Events unfolding since Russia invaded Ukraine seven months ago and the mounting spat between the US and China appear to suggest that the balance of power is shifting in the direction of a multi-polar world. But critics of the modern west – the US in particular – may be celebrating too prematurely and rather unwittingly.
Granted that last week’s meeting of the Shanghai Cooperation Organization (SCO) and the BRICS Summit last June both signal strong disillusionment over the ideological, economic and military high-handedness of a unipolar west. To put this into context, the permanent SCO members (Russia, China, Kyrgyz Republic, Kazakhstan, Tajikistan, Uzbekistan, India, Pakistan and now also Iran) together represent a third of global GDP and two-fifths of humankind. The five full-time BRICS members (Brazil, Russia, India, China and South Africa), meanwhile, represent over a quarter of global GDP and also two-fifths of the world population. Moreover, resource and population rich Argentina, Saudi Arabia, Iran and Nigeria are also reportedly keen to join BRICS at the earliest.
Also reflected in these large numbers is a stoic refusal by the mass of the world’s population to buy into the false pretence of the universality of western values or to be drawn into the zero-sum proposition characterized by the bi-polar world up until the collapse of the Soviet Union in 1991. Glaring inequities during the Covid-19 pandemic and nationalist populism still sweeping much of the west also highlight the fragility of multilateralism in a frustratingly unipolar world.
Men of goodwill
No doubt the west today stands accused of hypocrisy and double standards on many counts. But it was not always that way. In fact, the US was quite reluctant to take on the mantle of global policeman thrust upon it when Europe was swept under the ashes of World War Two. It is another matter that muscularity, exceptionalism, triumphalism and selective amnesia marked the exercise of American foreign policy soon thereafter.
But it also must also be acknowledged that US ‘strategic reluctance’ defined the first few years of the post-war international order, which, in turn, allowed smaller, weaker states like Nepal to full-throatedly participate in cooperative organizations such as the United Nations and the Bretton Woods institutions (i.e., the International Monetary Fund and the World Bank). Even Germany and Japan – the vanquished villains of World War Two – were invited early on to engage in the emerging international order.
Of course, this is all in the past now. There is an idyllic romance associated with the notion of a multi-polar world where nation-states are economically intertwined and the exercise of geo-strategic interest is benevolent, accommodating and free of hegemons. That is how the hand-out reads.
Sadly, multi-polarity as a grand bargain is a promise that the last 2,000 years of human history has never honoured. According to historians, multi-polar environments are exceedingly rare and have kept the peace for periods of up to ten years at the most. Thereafter, one side has inevitably misread the other(s) and projected power beyond its sphere of influence.

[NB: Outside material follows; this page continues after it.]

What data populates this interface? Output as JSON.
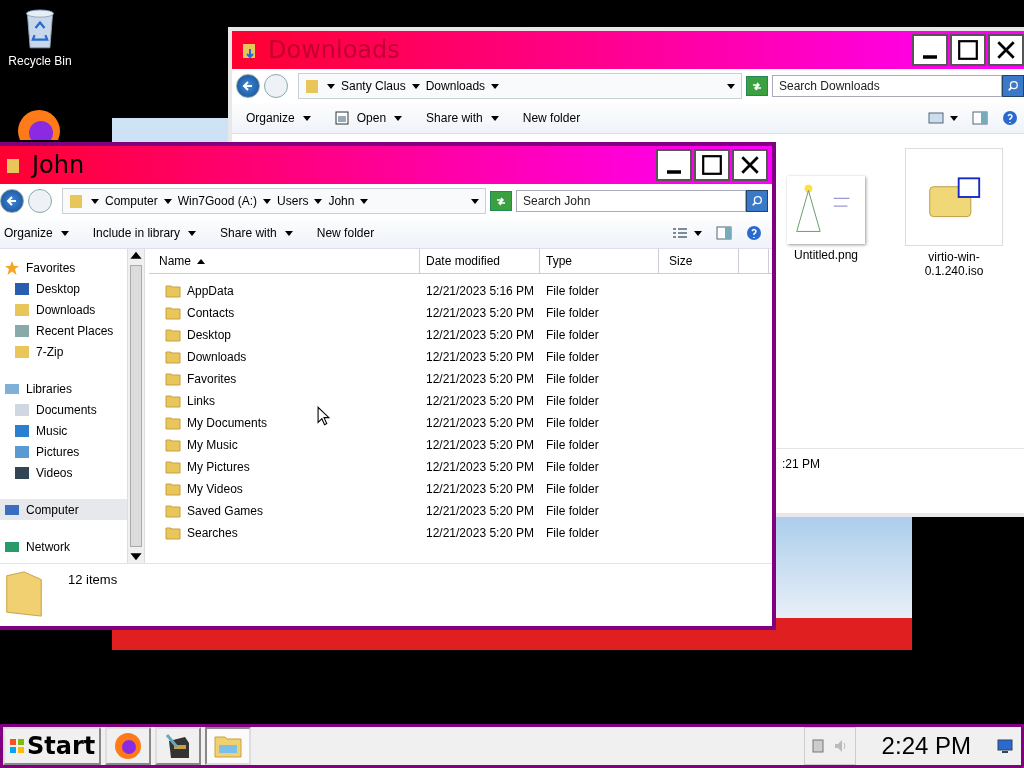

The most recent example is the period leading up to World War One. The British Empire and the Weimar Republic (or the Second German Reich) were never as economically integrated nor ever as mutually prospering up until that point. And yet they clashed with catastrophic consequences. Wikipedia lists similar episodes during World War Two, the Thirty Years War in central Europe (1618-1648 AD) and even as far back as the Three Kingdoms (220-280 AD) during the tripartite division of China among the dynastic states of Cao Wei, Shu Han and Eastern Wu.
Moreover, every new promise of a multi-polar landscape tends to hide the messy realities of parochial entanglements and tenuous alliances. For example, India is a full-time member of both the China-led SCO and the Quadrilateral Security Dialogue (QUAD) grouping together with Japan, Australia and the US. Pakistan – India’s regional arch-rival – is also a full-time SCO member, as is Kazakhstan which has recently fallen out with Russia, another SCO founder member.
Tajikistan, Uzbekistan and Kyrgyz Republic – all SCO founder members and former Soviet republics – are very wary of Russia’s irredentist ambitions, especially after its invasion of Ukraine, also a former Soviet republic.
The Kyrgyz Republic and Tajikistan remain enmeshed in transboundary conflicts. Meanwhile, Turkiye – a member of the US-led North Atlantic Treaty Organization (NATO) – is a dialogue partner with SCO. India and China – also long-time regional rivals – are both founder members of BRICS, together with Brazil, Russia and later South Africa. All in all, they make for very strange bed-fellows.
The jury is still out as to whether a uni-polar, bi-polar or multi-polar world represents the best hope for peace and prosperity for humankind. The world is what it is and realpolitik shall be our best guide. As George F. Kennan, US diplomat, historian and foreign policy ‘elder’ famously said during the Cold War, “…the best thing we can do if we want the Russians to let us be Americans is to let the Russians be Russian…”.